## Your instructions
Go line by line through the data and copy those with the word "title".

Stored items from a collection
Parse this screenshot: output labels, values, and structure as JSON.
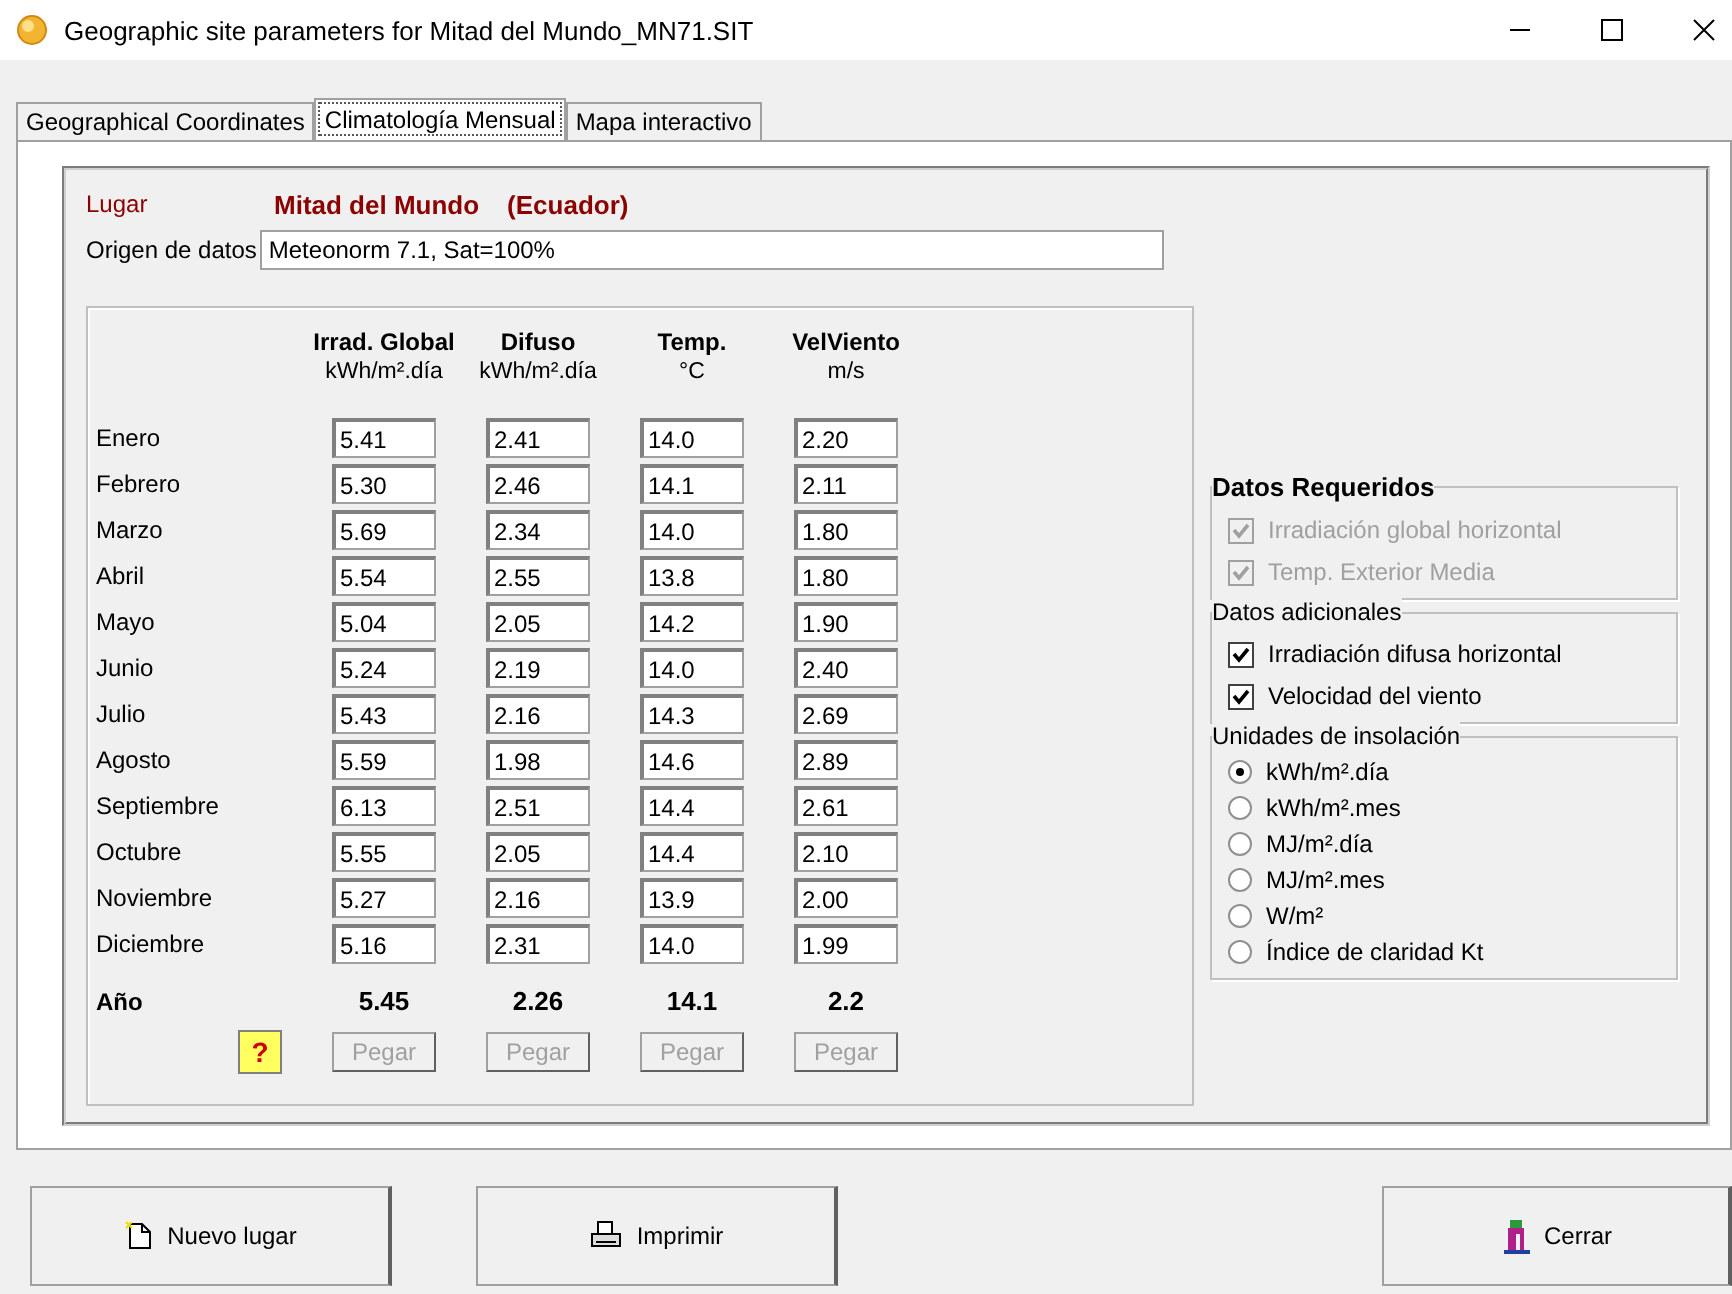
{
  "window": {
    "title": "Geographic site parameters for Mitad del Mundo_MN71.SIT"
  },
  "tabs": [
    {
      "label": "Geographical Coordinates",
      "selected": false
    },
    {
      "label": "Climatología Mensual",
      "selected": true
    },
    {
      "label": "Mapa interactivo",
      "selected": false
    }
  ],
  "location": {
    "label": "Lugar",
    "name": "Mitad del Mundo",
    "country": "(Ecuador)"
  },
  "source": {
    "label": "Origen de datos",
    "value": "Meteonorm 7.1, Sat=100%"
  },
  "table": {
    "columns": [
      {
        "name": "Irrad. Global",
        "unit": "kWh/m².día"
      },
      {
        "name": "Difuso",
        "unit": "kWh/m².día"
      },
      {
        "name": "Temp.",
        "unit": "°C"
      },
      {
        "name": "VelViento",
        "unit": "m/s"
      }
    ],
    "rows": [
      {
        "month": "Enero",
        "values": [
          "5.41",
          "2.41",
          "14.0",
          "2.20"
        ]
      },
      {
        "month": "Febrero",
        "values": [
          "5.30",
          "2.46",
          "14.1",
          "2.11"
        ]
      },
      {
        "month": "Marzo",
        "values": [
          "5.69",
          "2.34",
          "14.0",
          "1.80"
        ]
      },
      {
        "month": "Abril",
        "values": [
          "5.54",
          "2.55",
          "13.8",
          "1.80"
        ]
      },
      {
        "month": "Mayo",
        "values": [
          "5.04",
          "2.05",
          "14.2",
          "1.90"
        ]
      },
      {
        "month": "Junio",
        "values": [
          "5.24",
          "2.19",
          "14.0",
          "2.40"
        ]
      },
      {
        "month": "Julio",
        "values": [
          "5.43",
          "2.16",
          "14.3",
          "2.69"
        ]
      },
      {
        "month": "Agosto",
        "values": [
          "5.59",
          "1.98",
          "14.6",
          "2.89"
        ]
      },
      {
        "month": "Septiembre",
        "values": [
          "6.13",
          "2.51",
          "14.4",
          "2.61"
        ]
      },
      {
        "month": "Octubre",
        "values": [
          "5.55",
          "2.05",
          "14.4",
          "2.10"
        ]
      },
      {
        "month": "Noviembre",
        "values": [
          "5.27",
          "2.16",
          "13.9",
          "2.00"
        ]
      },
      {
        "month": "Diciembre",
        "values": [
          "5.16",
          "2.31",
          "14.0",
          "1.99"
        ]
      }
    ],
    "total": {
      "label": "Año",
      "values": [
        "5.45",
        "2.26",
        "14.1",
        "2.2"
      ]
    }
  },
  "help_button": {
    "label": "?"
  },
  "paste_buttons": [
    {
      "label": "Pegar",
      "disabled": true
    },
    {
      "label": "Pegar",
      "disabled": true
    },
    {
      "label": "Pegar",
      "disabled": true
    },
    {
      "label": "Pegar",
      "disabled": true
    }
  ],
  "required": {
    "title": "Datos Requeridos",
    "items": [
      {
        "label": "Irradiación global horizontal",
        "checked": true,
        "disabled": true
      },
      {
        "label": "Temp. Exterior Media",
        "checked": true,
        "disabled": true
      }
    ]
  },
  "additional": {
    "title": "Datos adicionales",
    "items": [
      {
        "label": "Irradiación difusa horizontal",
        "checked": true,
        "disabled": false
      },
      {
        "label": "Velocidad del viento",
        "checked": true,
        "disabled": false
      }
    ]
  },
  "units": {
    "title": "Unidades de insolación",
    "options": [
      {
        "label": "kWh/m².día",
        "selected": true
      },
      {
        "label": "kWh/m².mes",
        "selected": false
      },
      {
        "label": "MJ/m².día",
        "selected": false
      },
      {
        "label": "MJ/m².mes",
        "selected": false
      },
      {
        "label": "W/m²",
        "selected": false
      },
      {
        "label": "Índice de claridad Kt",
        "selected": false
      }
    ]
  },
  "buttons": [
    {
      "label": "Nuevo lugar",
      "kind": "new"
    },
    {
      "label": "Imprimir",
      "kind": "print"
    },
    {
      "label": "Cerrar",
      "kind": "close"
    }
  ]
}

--

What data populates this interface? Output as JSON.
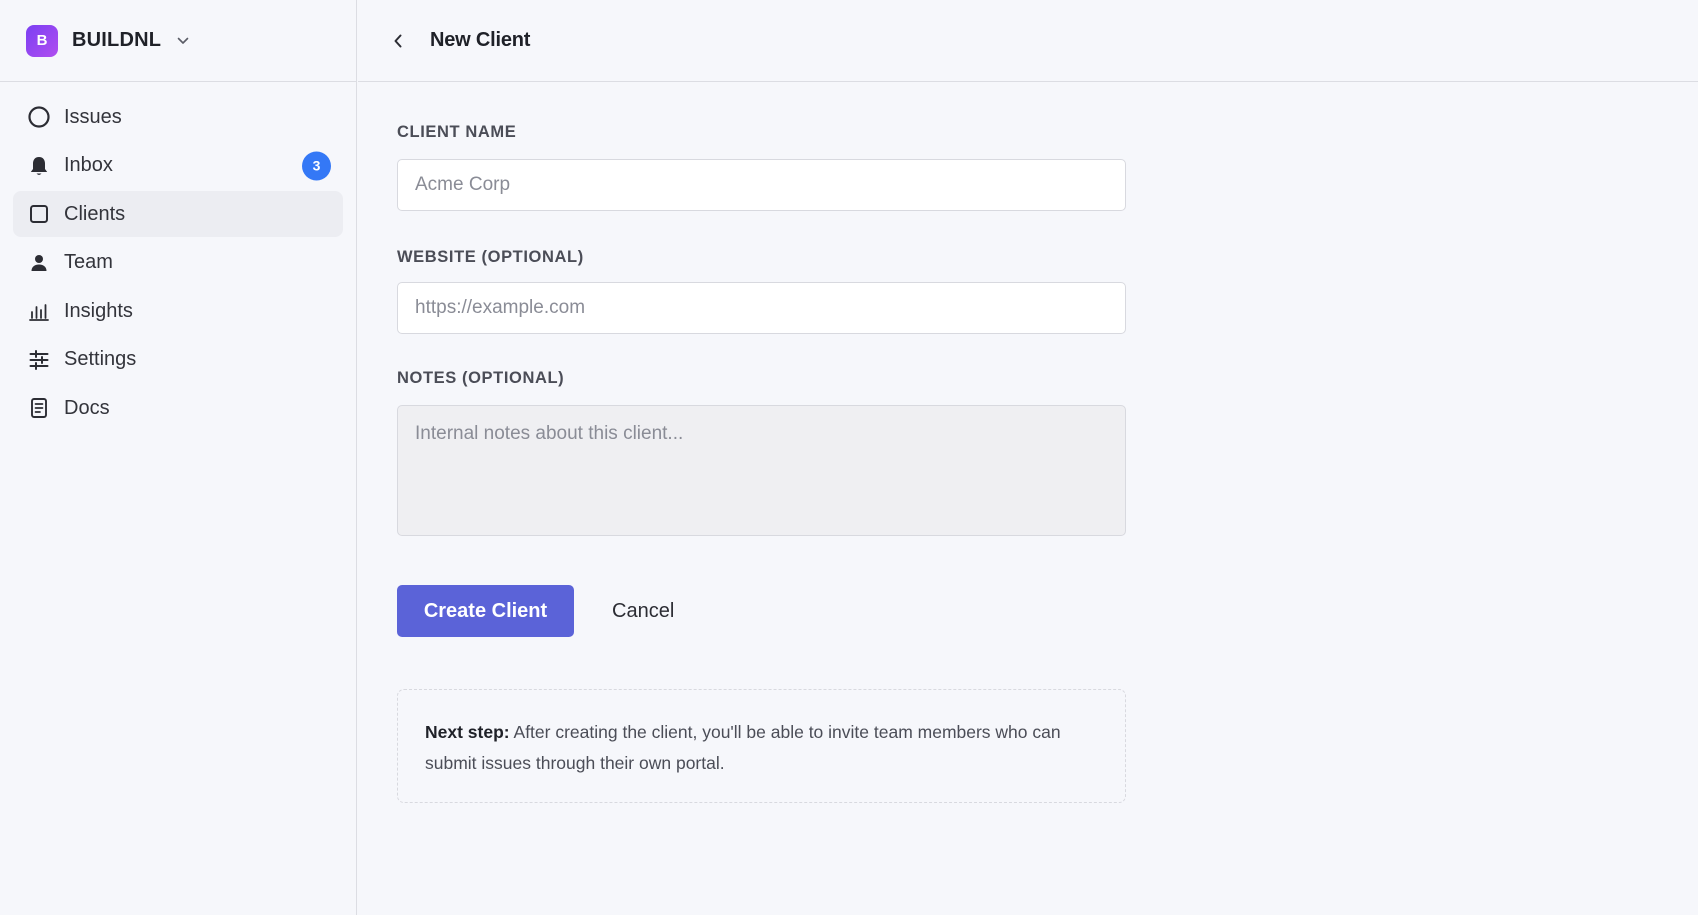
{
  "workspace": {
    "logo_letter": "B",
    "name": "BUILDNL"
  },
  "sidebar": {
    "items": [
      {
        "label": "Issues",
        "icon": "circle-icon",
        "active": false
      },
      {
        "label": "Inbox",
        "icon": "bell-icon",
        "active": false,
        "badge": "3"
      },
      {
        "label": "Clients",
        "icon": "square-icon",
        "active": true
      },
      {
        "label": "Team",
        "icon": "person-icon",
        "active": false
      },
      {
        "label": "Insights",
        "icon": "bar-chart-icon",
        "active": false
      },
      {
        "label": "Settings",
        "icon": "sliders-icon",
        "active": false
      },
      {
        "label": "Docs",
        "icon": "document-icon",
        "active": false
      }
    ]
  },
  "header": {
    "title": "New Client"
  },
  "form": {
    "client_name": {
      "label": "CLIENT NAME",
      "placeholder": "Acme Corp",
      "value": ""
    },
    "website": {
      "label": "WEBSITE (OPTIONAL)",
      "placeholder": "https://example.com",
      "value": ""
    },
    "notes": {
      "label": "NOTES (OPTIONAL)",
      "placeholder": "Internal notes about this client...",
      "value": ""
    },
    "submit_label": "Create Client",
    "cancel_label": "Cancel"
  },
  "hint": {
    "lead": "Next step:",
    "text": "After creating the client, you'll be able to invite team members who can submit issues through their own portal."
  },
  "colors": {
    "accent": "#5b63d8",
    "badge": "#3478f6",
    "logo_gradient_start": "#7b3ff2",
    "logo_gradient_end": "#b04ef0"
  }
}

## Exercise response
    "title": "Geographic site parameters for Mitad del Mundo_MN71.SIT"
    "title": "Datos Requeridos",
    "title": "Datos adicionales",
    "title": "Unidades de insolación",
    "title": "New Client"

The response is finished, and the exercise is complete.